Pieter Quast was born in Amsterdam in 1606 and spent his career between this merchant city and the Hague. Little is known about his early life and training. He was married in Amsterdam in 1632, at the age of 26, and two years later became a member of the guild of Saint Luke in the Hague. He may also have served as drawing teacher to Prince Willem II of Orange.
Quast was influenced by artists such as Adriaen Brouwer, whose paintings created a vogue for irreverent subjects. His paintings of daily life often illustrated fraud and deceit, especially when they related to pithy sayings. At the same time, he was capable of depicting elegant gatherings and military subjects, as well as scenes from theater. The more humble subjects sometimes drew on the work of printmakers such as the Frenchman Jacques Callot, and his paintings have occasionally been attributed to the painter-printmaker Adriaen van Ostade, who shared his taste for caricature. Quast returned to Amsterdam before 1643 and died in poverty in 1647.

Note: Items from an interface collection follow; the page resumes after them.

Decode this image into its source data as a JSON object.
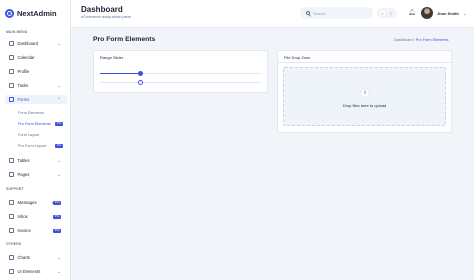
{
  "sidebar": {
    "brand": "NextAdmin",
    "sections": {
      "main": "MAIN MENU",
      "support": "SUPPORT",
      "others": "OTHERS"
    },
    "items": {
      "dashboard": "Dashboard",
      "calendar": "Calendar",
      "profile": "Profile",
      "tasks": "Tasks",
      "forms": "Forms",
      "tables": "Tables",
      "pages": "Pages",
      "messages": "Messages",
      "inbox": "Inbox",
      "invoice": "Invoice",
      "charts": "Charts",
      "ui_elements": "UI Elements"
    },
    "forms_sub": [
      {
        "label": "Form Elements",
        "badge": ""
      },
      {
        "label": "Pro Form Elements",
        "badge": "Pro"
      },
      {
        "label": "Form Layout",
        "badge": ""
      },
      {
        "label": "Pro Form Layout",
        "badge": "Pro"
      }
    ],
    "badges": {
      "messages": "Pro",
      "inbox": "Pro",
      "invoice": "Pro"
    },
    "accent": "#3c50e0"
  },
  "header": {
    "title": "Dashboard",
    "subtitle": "eCommerce ready admin panel",
    "search_placeholder": "Search",
    "user_name": "Jhon Smith"
  },
  "main": {
    "page_title": "Pro Form Elements",
    "breadcrumb": {
      "root": "Dashboard",
      "separator": "/",
      "current": "Pro Form Elements"
    },
    "range_card": {
      "title": "Range Slider",
      "slider1_value": 0.25,
      "slider2_value": 0.25
    },
    "drop_card": {
      "title": "File Drop Zone",
      "text": "Drop files here to upload"
    }
  },
  "icons": {
    "bell": "bell-icon",
    "search": "search-icon",
    "upload": "upload-icon"
  }
}
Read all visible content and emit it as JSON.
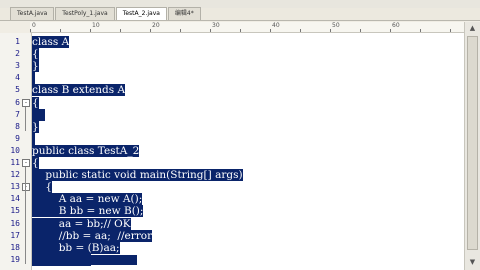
{
  "tabs": [
    {
      "label": "TestA.java",
      "active": false
    },
    {
      "label": "TestPoly_1.java",
      "active": false
    },
    {
      "label": "TestA_2.java",
      "active": true
    },
    {
      "label": "编辑4*",
      "active": false
    }
  ],
  "ruler": {
    "labels": [
      "0",
      "10",
      "20",
      "30",
      "40",
      "50",
      "60"
    ]
  },
  "lines": [
    {
      "num": "1",
      "text": "class A",
      "fold": ""
    },
    {
      "num": "2",
      "text": "{",
      "fold": ""
    },
    {
      "num": "3",
      "text": "}",
      "fold": ""
    },
    {
      "num": "4",
      "text": "",
      "fold": ""
    },
    {
      "num": "5",
      "text": "class B extends A",
      "fold": ""
    },
    {
      "num": "6",
      "text": "{",
      "fold": "-"
    },
    {
      "num": "7",
      "text": "    ",
      "fold": ""
    },
    {
      "num": "8",
      "text": "}",
      "fold": ""
    },
    {
      "num": "9",
      "text": "",
      "fold": ""
    },
    {
      "num": "10",
      "text": "public class TestA_2",
      "fold": ""
    },
    {
      "num": "11",
      "text": "{",
      "fold": "-"
    },
    {
      "num": "12",
      "text": "    public static void main(String[] args)",
      "fold": ""
    },
    {
      "num": "13",
      "text": "    {",
      "fold": "-"
    },
    {
      "num": "14",
      "text": "        A aa = new A();",
      "fold": ""
    },
    {
      "num": "15",
      "text": "        B bb = new B();",
      "fold": ""
    },
    {
      "num": "16",
      "text": "        aa = bb;// OK",
      "fold": ""
    },
    {
      "num": "17",
      "text": "        //bb = aa;  //error",
      "fold": ""
    },
    {
      "num": "18",
      "text": "        bb = (B)aa;",
      "fold": ""
    },
    {
      "num": "19",
      "text": "        bb.f();",
      "fold": ""
    }
  ],
  "colors": {
    "selection": "#0a246a",
    "selection_text": "#ffffff",
    "line_number": "#1a1a88"
  }
}
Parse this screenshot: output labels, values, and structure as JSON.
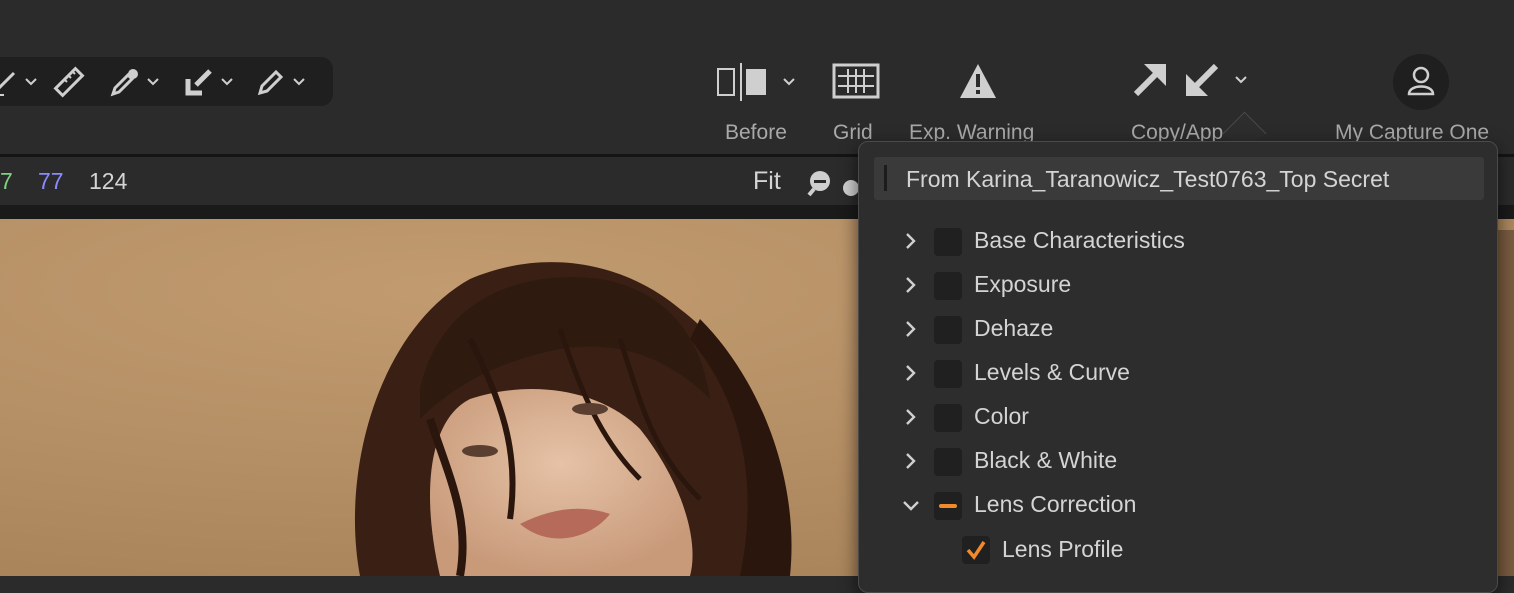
{
  "toolbar": {
    "buttons": [
      {
        "label": "Before",
        "icon": "before-after-icon"
      },
      {
        "label": "Grid",
        "icon": "grid-icon"
      },
      {
        "label": "Exp. Warning",
        "icon": "exposure-warning-icon"
      },
      {
        "label": "Copy/App",
        "icon": "copy-apply-icon"
      },
      {
        "label": "My Capture One",
        "icon": "user-icon"
      }
    ]
  },
  "infobar": {
    "g_value": "7",
    "b_value": "77",
    "l_value": "124",
    "zoom": "Fit"
  },
  "copy_panel": {
    "source": "From Karina_Taranowicz_Test0763_Top Secret",
    "items": [
      {
        "label": "Base Characteristics",
        "state": "unchecked",
        "expanded": false
      },
      {
        "label": "Exposure",
        "state": "unchecked",
        "expanded": false
      },
      {
        "label": "Dehaze",
        "state": "unchecked",
        "expanded": false
      },
      {
        "label": "Levels & Curve",
        "state": "unchecked",
        "expanded": false
      },
      {
        "label": "Color",
        "state": "unchecked",
        "expanded": false
      },
      {
        "label": "Black & White",
        "state": "unchecked",
        "expanded": false
      },
      {
        "label": "Lens Correction",
        "state": "partial",
        "expanded": true
      }
    ],
    "subitems": [
      {
        "label": "Lens Profile",
        "state": "checked"
      }
    ]
  },
  "colors": {
    "accent": "#f08a2a",
    "g_text": "#7fd17f",
    "b_text": "#8a8aff"
  }
}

In this painting, an unusually violent episode serves as a negative example of behavior. Though it is unclear what the women are quarreling about, we are treated to hair-pulling, biting, and fierce combat that is cheered by the men. The moral content of many such paintings excused the depiction of violence and sex just as it does today.